This book examines some of the deepest questions in philosophy: What is involved in judging a belief, action, or feeling to be rational? What place does morality have in the kind of life it makes most sense to lead? How are we to understand claims to objectivity in moral judgments and in judgments of rationality? When we find ourselves in fundamental disagreement with whole communities, how can we understand our disagreement and cope with it?
To shed light on such issues, Allan Gibbard develops what he calls a “norm-expressivistic analysis” of rationality. He refines this analysis by drawing on evolutionary theory and experimental psychology, as well as on more traditional moral and political philosophy. What emerges is an interpretation of human normative life, with its quandaries and disputes over what is rational and irrational, morally right and morally wrong. Judgments of what it makes sense to do, to think, and to feel, Gibbard argues, are central to shaping the way we live our lives.
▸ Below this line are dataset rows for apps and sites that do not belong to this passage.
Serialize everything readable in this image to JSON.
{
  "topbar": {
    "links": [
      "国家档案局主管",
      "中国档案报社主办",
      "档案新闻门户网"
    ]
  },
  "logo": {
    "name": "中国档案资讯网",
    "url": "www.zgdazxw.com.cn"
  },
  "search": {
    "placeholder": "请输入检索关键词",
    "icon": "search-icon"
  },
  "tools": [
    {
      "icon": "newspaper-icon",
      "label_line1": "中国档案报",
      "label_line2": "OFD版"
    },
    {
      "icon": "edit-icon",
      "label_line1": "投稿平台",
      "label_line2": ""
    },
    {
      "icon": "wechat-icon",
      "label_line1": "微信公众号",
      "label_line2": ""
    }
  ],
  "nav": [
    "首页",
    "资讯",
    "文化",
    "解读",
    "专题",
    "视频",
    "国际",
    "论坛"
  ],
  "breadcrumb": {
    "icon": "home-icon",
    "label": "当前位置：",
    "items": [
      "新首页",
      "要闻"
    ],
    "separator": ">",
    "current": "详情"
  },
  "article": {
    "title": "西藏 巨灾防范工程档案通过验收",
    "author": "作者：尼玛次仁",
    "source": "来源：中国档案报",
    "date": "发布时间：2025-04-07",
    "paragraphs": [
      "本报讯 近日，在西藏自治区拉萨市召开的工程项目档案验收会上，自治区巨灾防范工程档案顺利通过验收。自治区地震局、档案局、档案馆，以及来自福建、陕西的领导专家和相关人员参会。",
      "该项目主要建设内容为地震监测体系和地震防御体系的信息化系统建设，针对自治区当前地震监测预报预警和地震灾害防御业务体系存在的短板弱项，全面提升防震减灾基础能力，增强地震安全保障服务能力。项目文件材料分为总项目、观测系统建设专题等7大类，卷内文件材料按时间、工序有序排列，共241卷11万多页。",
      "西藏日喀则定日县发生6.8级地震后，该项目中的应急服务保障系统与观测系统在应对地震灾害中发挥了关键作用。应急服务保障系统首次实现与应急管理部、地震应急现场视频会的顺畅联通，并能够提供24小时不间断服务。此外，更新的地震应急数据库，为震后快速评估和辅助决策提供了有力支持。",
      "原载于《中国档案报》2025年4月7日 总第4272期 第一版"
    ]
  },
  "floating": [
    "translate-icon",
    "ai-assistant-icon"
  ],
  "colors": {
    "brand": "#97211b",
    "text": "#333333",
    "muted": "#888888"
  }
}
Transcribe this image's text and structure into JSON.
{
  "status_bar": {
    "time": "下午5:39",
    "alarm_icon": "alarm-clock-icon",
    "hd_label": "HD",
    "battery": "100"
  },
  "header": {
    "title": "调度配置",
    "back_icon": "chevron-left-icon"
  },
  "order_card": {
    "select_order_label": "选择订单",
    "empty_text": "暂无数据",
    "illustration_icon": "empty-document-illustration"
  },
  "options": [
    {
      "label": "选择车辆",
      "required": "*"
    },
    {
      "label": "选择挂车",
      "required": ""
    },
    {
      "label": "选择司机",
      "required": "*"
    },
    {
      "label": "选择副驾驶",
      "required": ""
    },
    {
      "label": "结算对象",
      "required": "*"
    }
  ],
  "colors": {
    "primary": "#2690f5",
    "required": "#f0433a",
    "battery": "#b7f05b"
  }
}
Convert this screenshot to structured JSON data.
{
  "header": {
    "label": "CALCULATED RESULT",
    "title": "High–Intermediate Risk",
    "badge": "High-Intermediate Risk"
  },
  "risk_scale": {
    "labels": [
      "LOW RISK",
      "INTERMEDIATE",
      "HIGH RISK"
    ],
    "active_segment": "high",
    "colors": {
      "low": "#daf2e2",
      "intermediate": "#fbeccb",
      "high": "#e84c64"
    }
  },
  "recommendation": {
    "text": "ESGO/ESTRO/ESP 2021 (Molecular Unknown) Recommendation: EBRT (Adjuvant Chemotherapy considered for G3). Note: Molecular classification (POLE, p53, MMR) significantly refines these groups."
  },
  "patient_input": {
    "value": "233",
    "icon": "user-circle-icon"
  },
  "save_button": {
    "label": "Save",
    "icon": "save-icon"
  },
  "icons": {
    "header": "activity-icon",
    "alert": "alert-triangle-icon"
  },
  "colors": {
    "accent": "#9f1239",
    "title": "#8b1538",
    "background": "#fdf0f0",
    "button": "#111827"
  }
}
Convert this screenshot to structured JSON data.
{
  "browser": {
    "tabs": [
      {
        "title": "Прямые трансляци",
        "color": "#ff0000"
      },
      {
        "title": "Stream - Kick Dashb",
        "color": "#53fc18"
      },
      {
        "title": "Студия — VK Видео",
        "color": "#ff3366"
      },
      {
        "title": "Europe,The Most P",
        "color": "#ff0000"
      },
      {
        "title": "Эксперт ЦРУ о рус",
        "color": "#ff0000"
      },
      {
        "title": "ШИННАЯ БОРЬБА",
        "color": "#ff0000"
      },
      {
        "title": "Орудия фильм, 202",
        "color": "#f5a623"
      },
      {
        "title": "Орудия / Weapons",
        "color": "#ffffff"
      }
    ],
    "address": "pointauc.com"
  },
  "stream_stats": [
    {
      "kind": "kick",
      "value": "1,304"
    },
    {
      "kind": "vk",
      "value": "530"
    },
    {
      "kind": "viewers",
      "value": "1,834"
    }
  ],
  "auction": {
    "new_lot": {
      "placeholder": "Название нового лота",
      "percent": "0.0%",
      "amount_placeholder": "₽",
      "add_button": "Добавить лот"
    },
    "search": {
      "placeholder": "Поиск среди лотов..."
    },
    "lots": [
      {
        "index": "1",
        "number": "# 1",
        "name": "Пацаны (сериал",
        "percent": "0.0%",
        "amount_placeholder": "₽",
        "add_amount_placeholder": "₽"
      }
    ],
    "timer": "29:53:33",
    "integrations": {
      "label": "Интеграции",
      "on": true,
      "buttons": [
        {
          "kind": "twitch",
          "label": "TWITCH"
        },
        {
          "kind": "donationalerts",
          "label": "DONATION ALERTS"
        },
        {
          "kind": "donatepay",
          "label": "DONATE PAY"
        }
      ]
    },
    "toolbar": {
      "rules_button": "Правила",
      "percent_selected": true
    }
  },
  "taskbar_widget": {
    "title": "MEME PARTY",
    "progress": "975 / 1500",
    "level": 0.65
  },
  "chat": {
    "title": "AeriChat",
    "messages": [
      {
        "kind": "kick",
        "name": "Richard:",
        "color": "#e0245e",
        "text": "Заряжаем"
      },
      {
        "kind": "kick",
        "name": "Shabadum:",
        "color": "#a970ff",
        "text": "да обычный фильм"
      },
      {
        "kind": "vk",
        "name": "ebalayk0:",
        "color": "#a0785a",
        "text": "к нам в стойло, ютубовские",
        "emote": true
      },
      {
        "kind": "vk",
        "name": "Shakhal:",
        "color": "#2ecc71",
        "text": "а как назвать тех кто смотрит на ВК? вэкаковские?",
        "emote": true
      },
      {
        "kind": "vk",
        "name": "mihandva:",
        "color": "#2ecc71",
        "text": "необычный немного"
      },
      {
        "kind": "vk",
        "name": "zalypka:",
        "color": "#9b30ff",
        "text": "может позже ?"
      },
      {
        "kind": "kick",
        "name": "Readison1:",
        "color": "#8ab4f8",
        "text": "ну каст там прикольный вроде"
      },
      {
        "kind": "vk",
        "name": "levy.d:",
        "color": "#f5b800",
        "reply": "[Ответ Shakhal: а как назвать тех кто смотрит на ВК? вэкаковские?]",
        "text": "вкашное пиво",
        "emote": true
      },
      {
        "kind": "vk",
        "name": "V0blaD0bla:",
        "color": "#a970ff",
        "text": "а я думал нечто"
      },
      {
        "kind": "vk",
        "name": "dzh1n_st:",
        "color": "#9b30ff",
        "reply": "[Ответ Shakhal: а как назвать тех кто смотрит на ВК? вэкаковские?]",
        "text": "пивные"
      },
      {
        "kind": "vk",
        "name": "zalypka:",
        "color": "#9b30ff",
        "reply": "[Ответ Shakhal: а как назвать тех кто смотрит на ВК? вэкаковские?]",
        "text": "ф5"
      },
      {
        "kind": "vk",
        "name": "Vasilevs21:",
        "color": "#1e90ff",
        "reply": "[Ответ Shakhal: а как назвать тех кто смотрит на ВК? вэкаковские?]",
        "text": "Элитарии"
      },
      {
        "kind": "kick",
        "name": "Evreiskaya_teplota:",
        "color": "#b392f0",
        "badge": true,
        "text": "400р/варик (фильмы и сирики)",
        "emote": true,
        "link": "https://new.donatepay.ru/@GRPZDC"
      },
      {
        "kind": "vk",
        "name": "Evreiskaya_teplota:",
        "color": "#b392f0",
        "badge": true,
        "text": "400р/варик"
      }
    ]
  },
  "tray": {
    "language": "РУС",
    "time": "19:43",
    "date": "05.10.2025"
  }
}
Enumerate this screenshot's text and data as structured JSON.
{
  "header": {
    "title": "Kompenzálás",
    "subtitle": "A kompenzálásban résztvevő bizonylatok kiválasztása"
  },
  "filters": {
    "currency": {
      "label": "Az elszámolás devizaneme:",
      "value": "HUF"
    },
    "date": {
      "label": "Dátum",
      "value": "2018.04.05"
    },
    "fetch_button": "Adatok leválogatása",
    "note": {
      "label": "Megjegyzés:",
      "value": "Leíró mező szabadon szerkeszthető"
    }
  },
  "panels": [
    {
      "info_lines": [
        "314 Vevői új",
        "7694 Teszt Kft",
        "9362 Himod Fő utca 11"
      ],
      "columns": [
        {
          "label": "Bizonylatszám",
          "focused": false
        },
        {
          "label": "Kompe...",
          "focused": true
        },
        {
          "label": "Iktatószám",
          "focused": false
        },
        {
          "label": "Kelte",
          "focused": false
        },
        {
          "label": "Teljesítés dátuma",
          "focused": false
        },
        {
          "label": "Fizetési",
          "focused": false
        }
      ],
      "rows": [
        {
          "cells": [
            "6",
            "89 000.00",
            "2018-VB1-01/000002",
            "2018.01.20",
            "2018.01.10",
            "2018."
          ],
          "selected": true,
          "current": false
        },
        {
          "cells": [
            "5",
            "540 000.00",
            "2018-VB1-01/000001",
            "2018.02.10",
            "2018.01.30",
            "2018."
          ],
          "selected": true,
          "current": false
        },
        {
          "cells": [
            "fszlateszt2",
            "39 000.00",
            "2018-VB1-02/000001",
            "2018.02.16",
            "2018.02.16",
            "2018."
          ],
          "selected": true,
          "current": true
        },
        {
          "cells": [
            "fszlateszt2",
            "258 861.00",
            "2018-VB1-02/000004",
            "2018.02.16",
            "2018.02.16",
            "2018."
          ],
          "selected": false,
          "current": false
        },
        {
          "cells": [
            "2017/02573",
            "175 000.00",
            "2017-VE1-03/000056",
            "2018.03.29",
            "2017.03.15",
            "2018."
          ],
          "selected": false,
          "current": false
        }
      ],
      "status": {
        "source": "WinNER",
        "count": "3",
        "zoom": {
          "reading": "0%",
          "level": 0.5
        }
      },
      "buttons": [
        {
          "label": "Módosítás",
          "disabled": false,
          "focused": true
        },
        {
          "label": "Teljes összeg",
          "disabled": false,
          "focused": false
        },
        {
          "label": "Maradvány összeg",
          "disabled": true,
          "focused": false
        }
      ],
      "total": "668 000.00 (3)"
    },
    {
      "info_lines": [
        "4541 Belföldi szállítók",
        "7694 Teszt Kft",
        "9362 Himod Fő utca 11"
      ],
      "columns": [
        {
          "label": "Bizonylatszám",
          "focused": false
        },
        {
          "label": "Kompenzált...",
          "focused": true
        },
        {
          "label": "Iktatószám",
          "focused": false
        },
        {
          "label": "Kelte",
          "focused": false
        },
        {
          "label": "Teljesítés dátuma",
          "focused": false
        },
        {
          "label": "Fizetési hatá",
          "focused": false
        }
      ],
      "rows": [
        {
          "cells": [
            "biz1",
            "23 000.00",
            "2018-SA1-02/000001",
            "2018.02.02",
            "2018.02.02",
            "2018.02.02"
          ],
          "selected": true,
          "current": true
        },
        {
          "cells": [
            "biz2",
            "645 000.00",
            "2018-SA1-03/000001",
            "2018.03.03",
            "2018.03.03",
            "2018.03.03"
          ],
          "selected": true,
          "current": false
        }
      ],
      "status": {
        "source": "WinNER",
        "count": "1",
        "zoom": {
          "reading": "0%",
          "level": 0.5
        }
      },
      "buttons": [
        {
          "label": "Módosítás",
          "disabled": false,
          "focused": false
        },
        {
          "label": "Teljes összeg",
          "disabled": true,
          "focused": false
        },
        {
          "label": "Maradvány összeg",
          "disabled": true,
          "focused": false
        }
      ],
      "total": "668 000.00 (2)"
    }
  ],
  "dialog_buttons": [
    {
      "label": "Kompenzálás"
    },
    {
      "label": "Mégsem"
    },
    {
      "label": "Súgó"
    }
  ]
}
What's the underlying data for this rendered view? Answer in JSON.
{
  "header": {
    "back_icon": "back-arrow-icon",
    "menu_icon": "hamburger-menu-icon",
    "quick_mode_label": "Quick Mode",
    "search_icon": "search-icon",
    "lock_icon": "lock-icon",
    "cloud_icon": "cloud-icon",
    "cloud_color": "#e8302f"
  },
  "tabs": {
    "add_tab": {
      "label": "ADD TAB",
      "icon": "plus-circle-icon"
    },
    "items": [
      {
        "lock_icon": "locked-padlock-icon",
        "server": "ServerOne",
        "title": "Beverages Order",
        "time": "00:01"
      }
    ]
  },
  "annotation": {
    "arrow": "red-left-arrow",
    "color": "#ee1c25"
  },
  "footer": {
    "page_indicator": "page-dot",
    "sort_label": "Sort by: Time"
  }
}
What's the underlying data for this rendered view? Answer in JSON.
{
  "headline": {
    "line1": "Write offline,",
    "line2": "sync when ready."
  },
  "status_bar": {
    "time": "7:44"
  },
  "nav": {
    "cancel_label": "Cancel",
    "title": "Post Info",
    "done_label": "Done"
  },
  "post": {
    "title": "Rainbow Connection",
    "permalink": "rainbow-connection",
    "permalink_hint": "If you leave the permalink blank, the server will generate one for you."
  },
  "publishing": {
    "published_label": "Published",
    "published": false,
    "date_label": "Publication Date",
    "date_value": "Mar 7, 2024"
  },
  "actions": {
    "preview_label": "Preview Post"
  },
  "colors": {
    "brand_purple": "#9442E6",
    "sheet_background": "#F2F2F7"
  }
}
Gibbard does not hesitate to take up a wide variety of possible difficulties for his analysis. This sensitivity to the true complexity of the subject matter gives his treatment a special richness and depth. The fundamental importance of the issues he addresses and the freshness and suggestiveness of the account he puts forward, along with his illuminating treatment of aspects of sociobiology theory, will ensure this book a warm reception from philosophers, social scientists, and others with a serious interest in the nature of human thought and action.